We love raising a glass to any special day, but we also like to know to whom or to what we’re toasting. Our question on November 4th: “Did the King prefer red wine or white wine?” Fortunately, for the sake of history, researchers also asked the question – and a process was invented to determine the color of ancient wine. It turns out that the boy king liked reds.


Egyptians wanted the dead to have the same food and objects that they had in life. But because the wine in King Tut’s tomb had dried out over the 3,000 years it had been sitting there, the color was unknown. Just like modern wine labels, the wine jars were inscribed with the details of where and when the wine was produced, who made it, and the quality level. But not the color. Then Spanish researchers came up with a new technique to analyze the residues in the jars.
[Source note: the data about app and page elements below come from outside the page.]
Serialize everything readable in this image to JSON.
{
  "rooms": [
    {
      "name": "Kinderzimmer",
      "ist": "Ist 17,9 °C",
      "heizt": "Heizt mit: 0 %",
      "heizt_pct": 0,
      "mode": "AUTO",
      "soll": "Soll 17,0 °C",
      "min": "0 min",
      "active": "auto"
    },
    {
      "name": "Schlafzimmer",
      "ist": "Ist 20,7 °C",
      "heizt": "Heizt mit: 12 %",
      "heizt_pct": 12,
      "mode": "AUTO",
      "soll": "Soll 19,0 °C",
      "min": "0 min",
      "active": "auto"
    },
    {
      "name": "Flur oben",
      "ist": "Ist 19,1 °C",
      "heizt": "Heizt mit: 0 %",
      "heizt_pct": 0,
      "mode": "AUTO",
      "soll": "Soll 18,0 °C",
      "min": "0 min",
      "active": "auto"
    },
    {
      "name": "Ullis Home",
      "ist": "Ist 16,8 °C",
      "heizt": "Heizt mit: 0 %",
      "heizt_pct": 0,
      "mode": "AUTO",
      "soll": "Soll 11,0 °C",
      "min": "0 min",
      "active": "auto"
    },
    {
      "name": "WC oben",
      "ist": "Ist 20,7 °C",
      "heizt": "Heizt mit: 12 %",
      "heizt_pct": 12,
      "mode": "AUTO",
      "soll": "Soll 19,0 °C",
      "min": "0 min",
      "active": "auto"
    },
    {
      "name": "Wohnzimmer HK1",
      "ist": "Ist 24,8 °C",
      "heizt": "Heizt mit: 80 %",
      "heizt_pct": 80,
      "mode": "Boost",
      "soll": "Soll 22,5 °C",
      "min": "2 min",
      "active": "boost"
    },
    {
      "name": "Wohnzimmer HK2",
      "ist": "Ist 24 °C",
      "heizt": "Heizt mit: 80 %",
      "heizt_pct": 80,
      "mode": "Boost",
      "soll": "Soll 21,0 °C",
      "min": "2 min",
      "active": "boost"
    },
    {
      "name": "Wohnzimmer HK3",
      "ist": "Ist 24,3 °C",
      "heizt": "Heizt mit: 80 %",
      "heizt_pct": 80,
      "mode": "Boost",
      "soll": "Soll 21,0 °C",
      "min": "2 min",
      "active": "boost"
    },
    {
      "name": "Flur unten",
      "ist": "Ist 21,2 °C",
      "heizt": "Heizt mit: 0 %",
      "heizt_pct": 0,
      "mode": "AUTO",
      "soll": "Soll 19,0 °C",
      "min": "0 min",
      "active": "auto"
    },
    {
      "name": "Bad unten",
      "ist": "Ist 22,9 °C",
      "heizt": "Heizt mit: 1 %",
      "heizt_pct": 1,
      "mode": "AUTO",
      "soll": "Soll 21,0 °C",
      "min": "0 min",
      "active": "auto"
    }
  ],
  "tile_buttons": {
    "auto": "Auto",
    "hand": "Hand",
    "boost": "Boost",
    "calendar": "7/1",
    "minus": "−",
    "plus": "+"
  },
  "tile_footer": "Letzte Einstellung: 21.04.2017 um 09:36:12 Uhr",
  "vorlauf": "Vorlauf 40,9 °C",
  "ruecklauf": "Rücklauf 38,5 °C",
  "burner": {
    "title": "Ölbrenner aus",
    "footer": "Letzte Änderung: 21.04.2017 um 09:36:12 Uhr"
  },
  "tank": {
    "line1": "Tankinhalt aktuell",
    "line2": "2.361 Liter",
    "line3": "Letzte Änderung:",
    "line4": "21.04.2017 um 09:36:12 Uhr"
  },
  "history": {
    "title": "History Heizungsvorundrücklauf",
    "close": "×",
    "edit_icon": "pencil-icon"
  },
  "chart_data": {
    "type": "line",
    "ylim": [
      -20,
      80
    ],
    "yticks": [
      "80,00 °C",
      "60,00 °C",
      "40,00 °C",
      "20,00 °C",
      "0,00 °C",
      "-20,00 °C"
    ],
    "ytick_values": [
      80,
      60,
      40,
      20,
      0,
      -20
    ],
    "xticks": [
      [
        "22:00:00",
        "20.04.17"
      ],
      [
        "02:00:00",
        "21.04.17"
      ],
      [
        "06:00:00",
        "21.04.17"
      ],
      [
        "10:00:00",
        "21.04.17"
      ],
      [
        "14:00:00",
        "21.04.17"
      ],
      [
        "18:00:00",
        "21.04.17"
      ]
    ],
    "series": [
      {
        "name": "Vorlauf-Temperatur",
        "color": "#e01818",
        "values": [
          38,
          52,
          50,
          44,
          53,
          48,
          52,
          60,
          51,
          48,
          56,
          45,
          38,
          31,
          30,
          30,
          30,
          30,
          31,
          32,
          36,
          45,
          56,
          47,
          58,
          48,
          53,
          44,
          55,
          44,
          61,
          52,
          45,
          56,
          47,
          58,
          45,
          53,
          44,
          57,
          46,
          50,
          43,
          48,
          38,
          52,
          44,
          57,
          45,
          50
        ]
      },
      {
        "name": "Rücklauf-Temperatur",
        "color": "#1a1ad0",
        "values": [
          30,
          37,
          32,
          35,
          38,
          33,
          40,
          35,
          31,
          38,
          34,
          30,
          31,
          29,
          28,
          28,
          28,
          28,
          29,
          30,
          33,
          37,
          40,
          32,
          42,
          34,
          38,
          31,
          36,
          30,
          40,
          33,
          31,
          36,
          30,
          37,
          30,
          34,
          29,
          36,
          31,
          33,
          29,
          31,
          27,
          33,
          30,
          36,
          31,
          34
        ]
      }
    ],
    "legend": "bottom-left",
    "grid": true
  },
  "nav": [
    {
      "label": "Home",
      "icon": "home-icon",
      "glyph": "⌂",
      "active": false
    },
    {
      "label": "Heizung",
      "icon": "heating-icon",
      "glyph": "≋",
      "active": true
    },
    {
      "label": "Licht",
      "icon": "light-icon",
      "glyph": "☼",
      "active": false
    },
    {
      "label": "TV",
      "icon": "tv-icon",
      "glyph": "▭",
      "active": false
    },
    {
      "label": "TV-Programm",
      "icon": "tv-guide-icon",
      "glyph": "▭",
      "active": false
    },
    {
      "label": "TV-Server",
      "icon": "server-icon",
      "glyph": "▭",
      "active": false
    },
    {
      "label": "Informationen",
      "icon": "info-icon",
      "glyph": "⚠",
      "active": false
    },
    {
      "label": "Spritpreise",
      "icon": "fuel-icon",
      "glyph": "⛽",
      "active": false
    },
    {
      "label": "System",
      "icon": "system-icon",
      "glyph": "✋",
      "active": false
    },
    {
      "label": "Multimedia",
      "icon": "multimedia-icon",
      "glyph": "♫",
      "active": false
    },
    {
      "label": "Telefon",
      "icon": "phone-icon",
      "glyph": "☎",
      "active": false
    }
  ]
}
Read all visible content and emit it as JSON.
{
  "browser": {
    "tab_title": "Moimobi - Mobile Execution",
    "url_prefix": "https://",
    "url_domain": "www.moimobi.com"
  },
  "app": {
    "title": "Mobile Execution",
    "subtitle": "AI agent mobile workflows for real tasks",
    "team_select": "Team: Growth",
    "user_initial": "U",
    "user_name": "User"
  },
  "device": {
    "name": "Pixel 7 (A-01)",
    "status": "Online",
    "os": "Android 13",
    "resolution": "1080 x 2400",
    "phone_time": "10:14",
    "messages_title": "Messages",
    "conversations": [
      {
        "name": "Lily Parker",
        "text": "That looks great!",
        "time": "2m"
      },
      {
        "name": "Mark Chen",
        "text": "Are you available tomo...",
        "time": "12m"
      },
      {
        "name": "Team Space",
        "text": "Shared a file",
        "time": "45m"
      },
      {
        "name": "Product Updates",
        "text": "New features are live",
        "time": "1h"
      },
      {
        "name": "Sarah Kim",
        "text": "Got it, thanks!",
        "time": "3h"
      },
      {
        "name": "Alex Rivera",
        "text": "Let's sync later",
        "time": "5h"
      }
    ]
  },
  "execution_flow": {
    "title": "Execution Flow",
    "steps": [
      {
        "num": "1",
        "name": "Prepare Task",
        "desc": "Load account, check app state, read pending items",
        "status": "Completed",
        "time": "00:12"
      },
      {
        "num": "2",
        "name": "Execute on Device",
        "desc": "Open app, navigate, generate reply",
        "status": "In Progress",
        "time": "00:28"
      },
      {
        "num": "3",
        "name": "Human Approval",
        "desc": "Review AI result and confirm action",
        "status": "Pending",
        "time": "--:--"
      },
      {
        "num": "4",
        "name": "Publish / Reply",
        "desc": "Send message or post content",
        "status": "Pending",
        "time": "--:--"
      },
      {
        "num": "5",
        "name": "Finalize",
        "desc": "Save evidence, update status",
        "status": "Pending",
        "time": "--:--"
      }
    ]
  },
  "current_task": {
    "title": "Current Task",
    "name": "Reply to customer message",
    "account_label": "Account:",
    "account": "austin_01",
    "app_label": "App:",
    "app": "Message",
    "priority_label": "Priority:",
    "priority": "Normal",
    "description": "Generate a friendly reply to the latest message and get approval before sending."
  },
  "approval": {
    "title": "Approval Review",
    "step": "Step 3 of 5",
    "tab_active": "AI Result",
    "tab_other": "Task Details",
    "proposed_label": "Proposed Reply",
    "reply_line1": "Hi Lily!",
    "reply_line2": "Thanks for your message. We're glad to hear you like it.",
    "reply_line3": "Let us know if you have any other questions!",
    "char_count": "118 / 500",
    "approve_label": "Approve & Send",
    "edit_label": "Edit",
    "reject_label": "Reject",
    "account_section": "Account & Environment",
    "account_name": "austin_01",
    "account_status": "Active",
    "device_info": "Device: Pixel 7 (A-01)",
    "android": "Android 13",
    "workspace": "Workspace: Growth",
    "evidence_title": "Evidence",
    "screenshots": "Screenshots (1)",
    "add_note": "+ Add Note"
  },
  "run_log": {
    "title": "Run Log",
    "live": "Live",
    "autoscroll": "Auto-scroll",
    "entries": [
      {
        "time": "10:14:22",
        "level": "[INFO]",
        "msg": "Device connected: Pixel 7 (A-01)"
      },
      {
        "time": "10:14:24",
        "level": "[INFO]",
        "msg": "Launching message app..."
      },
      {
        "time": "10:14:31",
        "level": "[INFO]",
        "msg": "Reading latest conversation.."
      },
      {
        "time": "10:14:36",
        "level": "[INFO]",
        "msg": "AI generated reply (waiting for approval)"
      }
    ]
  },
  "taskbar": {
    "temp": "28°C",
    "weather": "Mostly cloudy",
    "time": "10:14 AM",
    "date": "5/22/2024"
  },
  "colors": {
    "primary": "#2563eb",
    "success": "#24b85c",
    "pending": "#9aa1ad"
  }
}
When they applied this new procedure, they discovered syringic acid, which is left by compounds in red wine.


We find researching wine and grape history amazing. Not that we want to do it. We just want to learn about the latest findings with a glass of, well, anything. Take yesterday when Australian researchers claimed a breakthrough in preventing spoiled wine. Now if the breakthrough turns out to be a reality, no more pouring the elixir down the drain. This would be good news.


Here’s to more research!



Barbara and Beverly